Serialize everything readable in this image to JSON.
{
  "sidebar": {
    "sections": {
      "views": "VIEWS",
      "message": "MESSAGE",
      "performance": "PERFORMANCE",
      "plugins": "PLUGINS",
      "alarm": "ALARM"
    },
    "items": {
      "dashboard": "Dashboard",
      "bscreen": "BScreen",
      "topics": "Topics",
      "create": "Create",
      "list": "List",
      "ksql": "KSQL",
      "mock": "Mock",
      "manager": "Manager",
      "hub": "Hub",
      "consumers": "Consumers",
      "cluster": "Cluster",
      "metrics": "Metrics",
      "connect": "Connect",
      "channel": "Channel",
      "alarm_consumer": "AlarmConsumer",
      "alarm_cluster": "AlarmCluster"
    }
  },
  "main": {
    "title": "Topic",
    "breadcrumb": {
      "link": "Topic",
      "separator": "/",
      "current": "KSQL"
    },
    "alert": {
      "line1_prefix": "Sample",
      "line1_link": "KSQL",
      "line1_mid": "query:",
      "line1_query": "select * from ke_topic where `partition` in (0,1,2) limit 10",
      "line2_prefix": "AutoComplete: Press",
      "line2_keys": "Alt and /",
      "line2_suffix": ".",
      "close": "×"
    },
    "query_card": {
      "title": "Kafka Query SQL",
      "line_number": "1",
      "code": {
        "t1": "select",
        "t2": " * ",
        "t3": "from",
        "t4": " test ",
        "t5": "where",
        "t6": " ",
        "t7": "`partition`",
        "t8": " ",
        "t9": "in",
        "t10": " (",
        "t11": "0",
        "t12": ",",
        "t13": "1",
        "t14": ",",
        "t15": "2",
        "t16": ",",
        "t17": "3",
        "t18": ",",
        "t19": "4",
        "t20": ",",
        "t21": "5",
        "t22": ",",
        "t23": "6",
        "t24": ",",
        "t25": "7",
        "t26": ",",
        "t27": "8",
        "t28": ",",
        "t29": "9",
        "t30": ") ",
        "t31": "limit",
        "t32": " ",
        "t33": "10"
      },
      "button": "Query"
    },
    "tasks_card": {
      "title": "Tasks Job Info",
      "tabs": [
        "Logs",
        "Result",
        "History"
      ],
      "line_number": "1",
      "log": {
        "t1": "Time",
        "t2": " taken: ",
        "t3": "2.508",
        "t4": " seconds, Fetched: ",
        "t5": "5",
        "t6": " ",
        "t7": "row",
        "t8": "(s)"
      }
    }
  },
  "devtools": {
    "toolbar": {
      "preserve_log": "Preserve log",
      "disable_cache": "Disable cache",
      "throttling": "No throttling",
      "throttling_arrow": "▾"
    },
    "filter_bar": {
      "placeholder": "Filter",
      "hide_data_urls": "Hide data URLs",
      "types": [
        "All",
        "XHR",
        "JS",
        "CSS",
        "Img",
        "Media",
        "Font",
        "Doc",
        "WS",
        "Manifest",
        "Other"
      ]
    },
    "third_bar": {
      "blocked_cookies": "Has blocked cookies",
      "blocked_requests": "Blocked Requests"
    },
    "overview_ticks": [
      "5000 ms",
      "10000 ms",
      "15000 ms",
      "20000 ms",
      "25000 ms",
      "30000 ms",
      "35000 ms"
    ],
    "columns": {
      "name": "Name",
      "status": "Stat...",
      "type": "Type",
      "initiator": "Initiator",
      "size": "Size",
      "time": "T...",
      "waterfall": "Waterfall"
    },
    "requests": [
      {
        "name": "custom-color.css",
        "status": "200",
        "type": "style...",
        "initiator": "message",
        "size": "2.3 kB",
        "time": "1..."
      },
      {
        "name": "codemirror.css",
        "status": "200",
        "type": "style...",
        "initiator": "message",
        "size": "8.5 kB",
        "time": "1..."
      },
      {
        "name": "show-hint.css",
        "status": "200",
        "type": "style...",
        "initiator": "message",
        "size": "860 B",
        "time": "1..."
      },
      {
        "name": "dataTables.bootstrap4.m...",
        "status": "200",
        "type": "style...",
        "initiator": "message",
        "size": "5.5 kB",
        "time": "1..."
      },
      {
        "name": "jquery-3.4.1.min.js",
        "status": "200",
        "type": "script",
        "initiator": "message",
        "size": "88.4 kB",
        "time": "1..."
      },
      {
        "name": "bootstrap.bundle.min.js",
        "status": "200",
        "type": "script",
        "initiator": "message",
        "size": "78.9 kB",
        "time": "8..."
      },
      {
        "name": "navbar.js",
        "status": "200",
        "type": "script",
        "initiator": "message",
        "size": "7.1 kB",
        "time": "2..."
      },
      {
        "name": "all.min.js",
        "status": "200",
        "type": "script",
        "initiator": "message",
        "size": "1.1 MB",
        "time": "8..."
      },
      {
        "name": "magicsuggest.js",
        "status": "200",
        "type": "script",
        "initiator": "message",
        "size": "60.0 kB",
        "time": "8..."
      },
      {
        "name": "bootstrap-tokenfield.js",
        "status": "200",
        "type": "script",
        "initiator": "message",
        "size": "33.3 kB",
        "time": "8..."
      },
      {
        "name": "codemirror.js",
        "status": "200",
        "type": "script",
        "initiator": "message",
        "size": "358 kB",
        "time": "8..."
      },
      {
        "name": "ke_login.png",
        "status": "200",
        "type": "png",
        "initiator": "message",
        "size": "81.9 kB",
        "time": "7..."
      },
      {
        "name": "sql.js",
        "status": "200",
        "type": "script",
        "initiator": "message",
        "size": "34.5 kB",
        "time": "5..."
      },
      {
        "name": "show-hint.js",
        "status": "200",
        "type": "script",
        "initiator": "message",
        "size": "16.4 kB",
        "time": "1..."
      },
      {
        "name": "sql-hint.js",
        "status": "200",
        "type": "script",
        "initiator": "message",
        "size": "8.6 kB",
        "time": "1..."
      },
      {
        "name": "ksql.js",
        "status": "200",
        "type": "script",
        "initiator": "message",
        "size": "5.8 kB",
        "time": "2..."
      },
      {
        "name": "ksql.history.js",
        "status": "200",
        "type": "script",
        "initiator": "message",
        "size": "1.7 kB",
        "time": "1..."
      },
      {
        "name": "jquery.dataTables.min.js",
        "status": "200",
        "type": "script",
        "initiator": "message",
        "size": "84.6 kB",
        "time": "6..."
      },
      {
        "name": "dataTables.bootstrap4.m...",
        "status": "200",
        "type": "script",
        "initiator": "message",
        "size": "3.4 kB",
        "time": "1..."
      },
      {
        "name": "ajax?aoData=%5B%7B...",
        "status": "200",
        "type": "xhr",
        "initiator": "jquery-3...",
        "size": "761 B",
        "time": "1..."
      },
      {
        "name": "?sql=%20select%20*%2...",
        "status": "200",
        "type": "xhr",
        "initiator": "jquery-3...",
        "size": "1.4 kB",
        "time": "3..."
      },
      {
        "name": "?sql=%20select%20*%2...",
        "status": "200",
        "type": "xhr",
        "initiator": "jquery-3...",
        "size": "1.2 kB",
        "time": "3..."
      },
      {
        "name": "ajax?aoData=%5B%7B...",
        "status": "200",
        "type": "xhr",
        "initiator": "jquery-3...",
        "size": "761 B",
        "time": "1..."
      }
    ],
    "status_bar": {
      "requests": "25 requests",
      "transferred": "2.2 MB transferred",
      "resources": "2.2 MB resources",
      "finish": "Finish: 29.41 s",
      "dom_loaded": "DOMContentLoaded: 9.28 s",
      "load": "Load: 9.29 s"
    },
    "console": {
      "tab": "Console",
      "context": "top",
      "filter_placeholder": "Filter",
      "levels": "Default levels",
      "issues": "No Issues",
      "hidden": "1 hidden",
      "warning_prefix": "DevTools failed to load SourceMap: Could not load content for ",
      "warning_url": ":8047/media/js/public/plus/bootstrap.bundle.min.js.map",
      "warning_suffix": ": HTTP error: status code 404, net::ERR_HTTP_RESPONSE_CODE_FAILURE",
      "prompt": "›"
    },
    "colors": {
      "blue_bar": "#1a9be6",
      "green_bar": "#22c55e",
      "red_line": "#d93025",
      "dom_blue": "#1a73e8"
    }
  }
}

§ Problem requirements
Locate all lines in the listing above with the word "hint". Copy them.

§ Exercise answer
        "name": "show-hint.css",
        "name": "show-hint.js",
        "name": "sql-hint.js",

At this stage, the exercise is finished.